Adobe has really been adding to InDesign’s XTML features and hasn’t done much to improve XML support in recent versions. However, I don’t think XHTML is intended to replace XML. My response to the question follows.
I don’t think it’s a question of XML OR XHTML. Both have their place in InDesign. For example, I’ve helped develop XML to InDesign workflows, and I regularly create EPUB versions of books that contain XHTML/CSS content. Both XML and XHTML have their place, and I don’t believe Adobe has any plans to remove either. However, it is very clear that Adobe’s emphasis recently has been on XHTML. Given the rise in popularity of EPUBs and the demand to publish to ebook readers from InDesign, it makes sense that Adobe would focus on XHTML right now. CS5’s EPUB export was very difficult to work with and created some rather messy code; It really needed improvement.

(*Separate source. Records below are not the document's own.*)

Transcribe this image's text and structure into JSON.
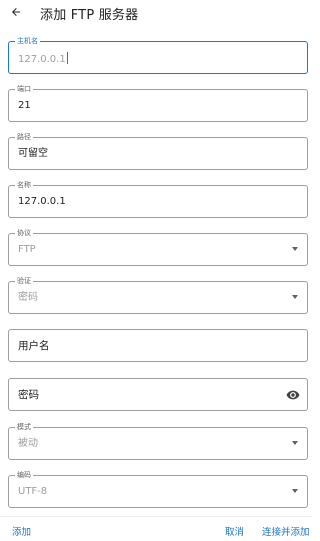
{
  "header": {
    "title": "添加 FTP 服务器"
  },
  "form": {
    "host": {
      "label": "主机名",
      "value": "127.0.0.1"
    },
    "port": {
      "label": "端口",
      "value": "21"
    },
    "path": {
      "label": "路径",
      "value": "可留空"
    },
    "name": {
      "label": "名称",
      "value": "127.0.0.1"
    },
    "protocol": {
      "label": "协议",
      "value": "FTP"
    },
    "auth": {
      "label": "验证",
      "value": "密码"
    },
    "username": {
      "placeholder": "用户名"
    },
    "password": {
      "placeholder": "密码"
    },
    "mode": {
      "label": "模式",
      "value": "被动"
    },
    "encoding": {
      "label": "编码",
      "value": "UTF-8"
    }
  },
  "footer": {
    "add_label": "添加",
    "cancel_label": "取消",
    "connect_add_label": "连接并添加"
  },
  "colors": {
    "accent": "#1976d2",
    "border": "#9e9e9e",
    "muted": "#9e9e9e"
  }
}
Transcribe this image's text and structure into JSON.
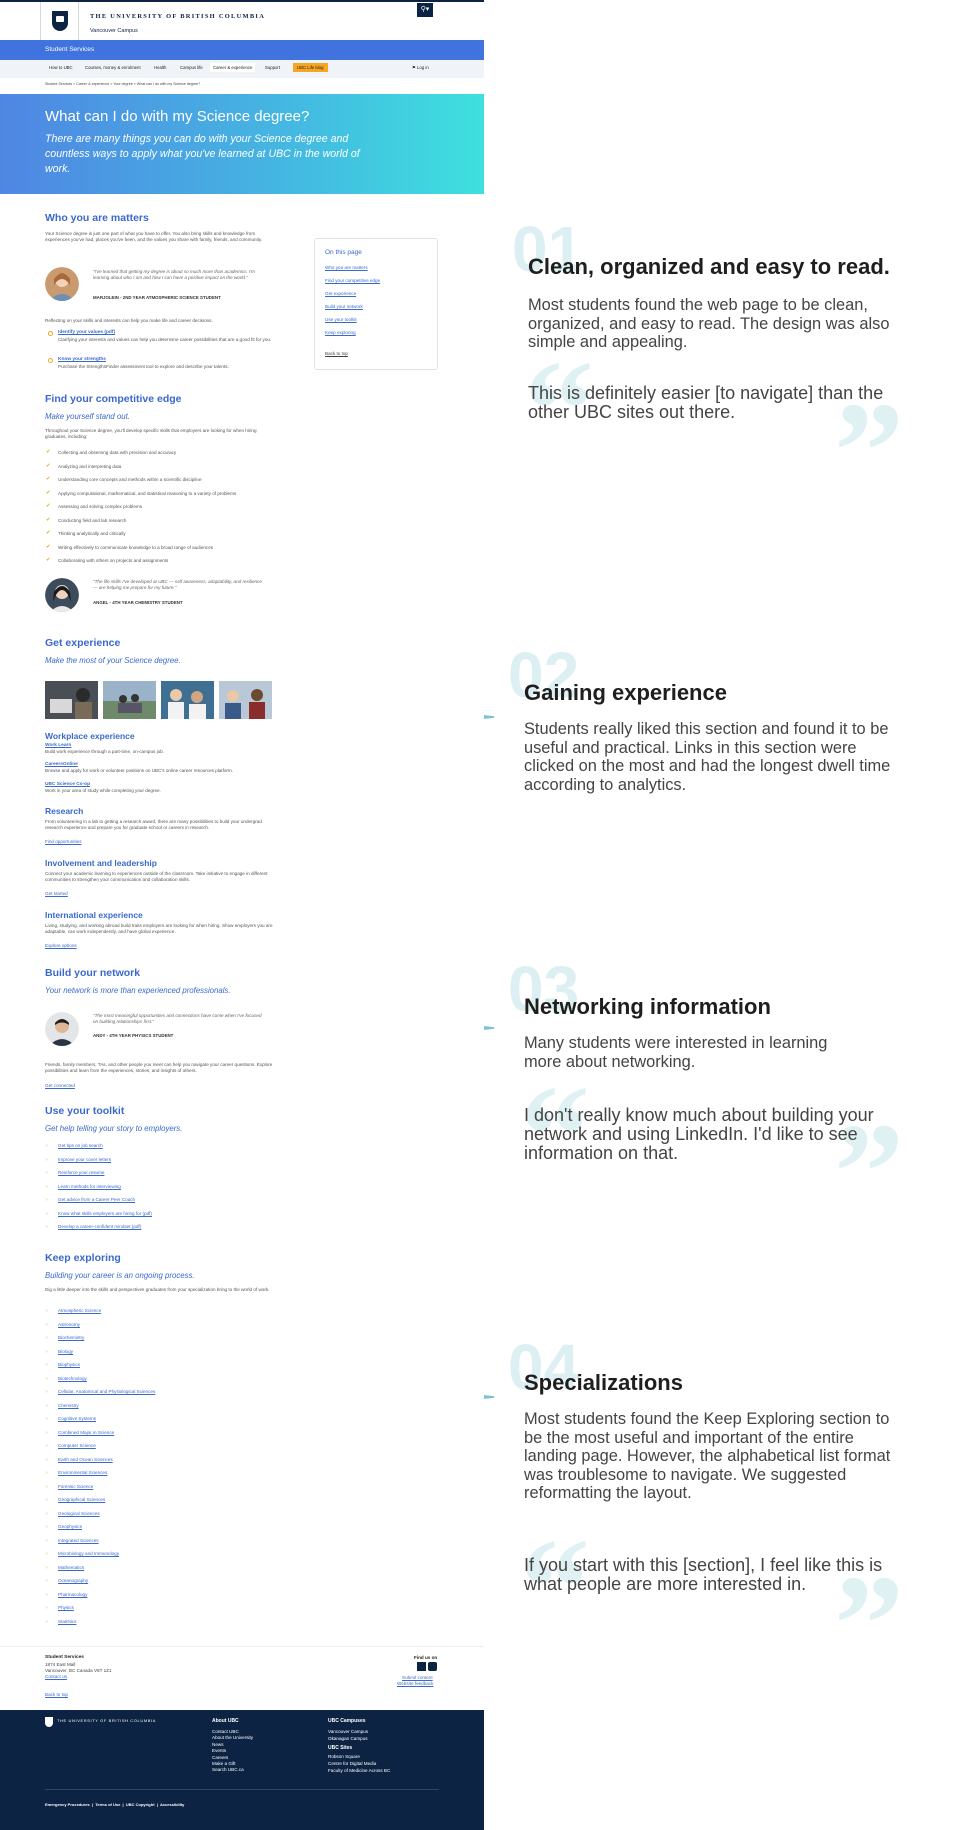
{
  "header": {
    "university": "THE UNIVERSITY OF BRITISH COLUMBIA",
    "campus": "Vancouver Campus",
    "unit": "Student Services",
    "login": "Log in"
  },
  "nav": [
    "How to UBC",
    "Courses, money & enrolment",
    "Health",
    "Campus life",
    "Career & experience",
    "Support",
    "UBC Life blog"
  ],
  "breadcrumb": "Student Services > Career & experience > Your degree > What can I do with my Science degree?",
  "hero": {
    "title": "What can I do with my Science degree?",
    "lead": "There are many things you can do with your Science degree and countless ways to apply what you've learned at UBC in the world of work."
  },
  "who": {
    "title": "Who you are matters",
    "intro": "Your Science degree is just one part of what you have to offer. You also bring skills and knowledge from experiences you've had, places you've been, and the values you share with family, friends, and community.",
    "quote": "\"I've learned that getting my degree is about so much more than academics. I'm learning about who I am and how I can have a positive impact on the world.\"",
    "quote_name": "MARJOLEIN - 2ND YEAR ATMOSPHERIC SCIENCE STUDENT",
    "reflect": "Reflecting on your skills and interests can help you make life and career decisions.",
    "items": [
      {
        "link": "Identify your values (pdf)",
        "text": "Clarifying your interests and values can help you determine career possibilities that are a good fit for you."
      },
      {
        "link": "Know your strengths",
        "text": "Purchase the StrengthsFinder assessment tool to explore and describe your talents."
      }
    ]
  },
  "onpage": {
    "title": "On this page",
    "links": [
      "Who you are matters",
      "Find your competitive edge",
      "Get experience",
      "Build your network",
      "Use your toolkit",
      "Keep exploring"
    ],
    "back": "Back to top"
  },
  "edge": {
    "title": "Find your competitive edge",
    "sub": "Make yourself stand out.",
    "intro": "Throughout your Science degree, you'll develop specific skills that employers are looking for when hiring graduates, including:",
    "skills": [
      "Collecting and observing data with precision and accuracy",
      "Analyzing and interpreting data",
      "Understanding core concepts and methods within a scientific discipline",
      "Applying computational, mathematical, and statistical reasoning to a variety of problems",
      "Assessing and solving complex problems",
      "Conducting field and lab research",
      "Thinking analytically and critically",
      "Writing effectively to communicate knowledge to a broad range of audiences",
      "Collaborating with others on projects and assignments"
    ],
    "quote": "\"The life skills I've developed at UBC — self awareness, adaptability, and resilience — are helping me prepare for my future.\"",
    "quote_name": "ANGEL - 4TH YEAR CHEMISTRY STUDENT"
  },
  "exp": {
    "title": "Get experience",
    "sub": "Make the most of your Science degree.",
    "workplace": "Workplace experience",
    "work_items": [
      {
        "link": "Work Learn",
        "text": "Build work experience through a part-time, on-campus job."
      },
      {
        "link": "CareersOnline",
        "text": "Browse and apply for work or volunteer positions on UBC's online career resources platform."
      },
      {
        "link": "UBC Science Co-op",
        "text": "Work in your area of study while completing your degree."
      }
    ],
    "research": "Research",
    "research_text": "From volunteering in a lab to getting a research award, there are many possibilities to build your undergrad research experience and prepare you for graduate school or careers in research.",
    "research_link": "Find opportunities",
    "involve": "Involvement and leadership",
    "involve_text": "Connect your academic learning to experiences outside of the classroom. Take initiative to engage in different communities to strengthen your communication and collaboration skills.",
    "involve_link": "Get started",
    "intl": "International experience",
    "intl_text": "Living, studying, and working abroad build traits employers are looking for when hiring. Show employers you are adaptable, can work independently, and have global experience.",
    "intl_link": "Explore options"
  },
  "network": {
    "title": "Build your network",
    "sub": "Your network is more than experienced professionals.",
    "quote": "\"The most meaningful opportunities and connections have come when I've focused on building relationships first.\"",
    "quote_name": "ANDY - 4TH YEAR PHYSICS STUDENT",
    "text": "Friends, family members, TAs, and other people you meet can help you navigate your career questions. Explore possibilities and learn from the experiences, stories, and insights of others.",
    "link": "Get connected"
  },
  "toolkit": {
    "title": "Use your toolkit",
    "sub": "Get help telling your story to employers.",
    "links": [
      "Get tips on job search",
      "Improve your cover letters",
      "Reinforce your resume",
      "Learn methods for interviewing",
      "Get advice from a Career Peer Coach",
      "Know what skills employers are hiring for (pdf)",
      "Develop a career-confident mindset (pdf)"
    ]
  },
  "explore": {
    "title": "Keep exploring",
    "sub": "Building your career is an ongoing process.",
    "intro": "Dig a little deeper into the skills and perspectives graduates from your specialization bring to the world of work.",
    "links": [
      "Atmospheric Science",
      "Astronomy",
      "Biochemistry",
      "Biology",
      "Biophysics",
      "Biotechnology",
      "Cellular, Anatomical and Physiological Sciences",
      "Chemistry",
      "Cognitive Systems",
      "Combined Major in Science",
      "Computer Science",
      "Earth and Ocean Sciences",
      "Environmental Sciences",
      "Forensic Science",
      "Geographical Sciences",
      "Geological Sciences",
      "Geophysics",
      "Integrated Sciences",
      "Microbiology and Immunology",
      "Mathematics",
      "Oceanography",
      "Pharmacology",
      "Physics",
      "Statistics"
    ]
  },
  "footer": {
    "unit": "Student Services",
    "addr1": "1874 East Mall",
    "addr2": "Vancouver, BC Canada V6T 1Z1",
    "contact": "Contact us",
    "find": "Find us on",
    "submit": "Submit content",
    "feedback": "Website feedback",
    "back": "Back to top",
    "about_title": "About UBC",
    "about": [
      "Contact UBC",
      "About the University",
      "News",
      "Events",
      "Careers",
      "Make a Gift",
      "Search UBC.ca"
    ],
    "campuses_title": "UBC Campuses",
    "campuses": [
      "Vancouver Campus",
      "Okanagan Campus"
    ],
    "sites_title": "UBC Sites",
    "sites": [
      "Robson Square",
      "Centre for Digital Media",
      "Faculty of Medicine Across BC"
    ],
    "legal": "Emergency Procedures  |  Terms of Use  |  UBC Copyright  |  Accessibility"
  },
  "notes": [
    {
      "num": "01",
      "title": "Clean, organized and easy to read.",
      "body": "Most students found the web page to be clean, organized, and easy to read. The design was also simple and appealing.",
      "quote": "This is definitely easier [to navigate] than the other UBC sites out there."
    },
    {
      "num": "02",
      "title": "Gaining experience",
      "body": "Students really liked this section and found it to be useful and practical. Links in this section were clicked on the most and had the longest dwell time according to analytics."
    },
    {
      "num": "03",
      "title": "Networking information",
      "body": "Many students were interested in learning more about networking.",
      "quote": "I don't really know much about building your network and using LinkedIn. I'd like to see information on that."
    },
    {
      "num": "04",
      "title": "Specializations",
      "body": "Most students found the Keep Exploring section to be the most useful and important of the entire landing page. However, the alphabetical list format was troublesome to navigate. We suggested reformatting the layout.",
      "quote": "If you start with this [section], I feel like this is what people are more interested in."
    }
  ],
  "colors": {
    "ubc_navy": "#0c2344",
    "accent_blue": "#3a69cc",
    "service_bar": "#4073de",
    "bracket": "#7cc3cd",
    "bullet": "#e6a823"
  }
}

CS 5.5 is directly targeting customers who make EPUBs, which are composed of XHTML and CSS files. While there are improvements that will benefit most users, such as the simplified interface for anchoring objects, the users who will benefit most will be those making EPBUS or otherwise working with XHTML.
CS 5.5 introduces a new Article panel that EPUB and XHTML creators can use to structure content. This is a new third option; in CS5 our only two options were to structure the EPUB based on the document layout or on the XML structure. In a special presentation of the new 5.5 features, the Adobe presenter was very careful to say that this new Article panel is not intended to replace XML, but to give users not familiar with XML an easy-to-use content ordering tool. Users who would rather use the XML structure can still do so.
I know some of us definitely still need XML. I have several clients that export XML from their databases and then import that XML into InDesign. The XML tags are mapped to styles, so the content comes in fully formatted. You can’t do THAT with XHTML.
Unfortunately I do not know whether the XML export options have changed in CS 5.5. I’m guessing that they have not, but I have not seen that part of CS5.5 for myself so I cannot be sure. But I am sure that XML is widely used and Adobe has no intention of removing support for it. Once the XHTML issues are worked out we might see some more XML improvements. But then, we might also finally see footnotes, too!!!!!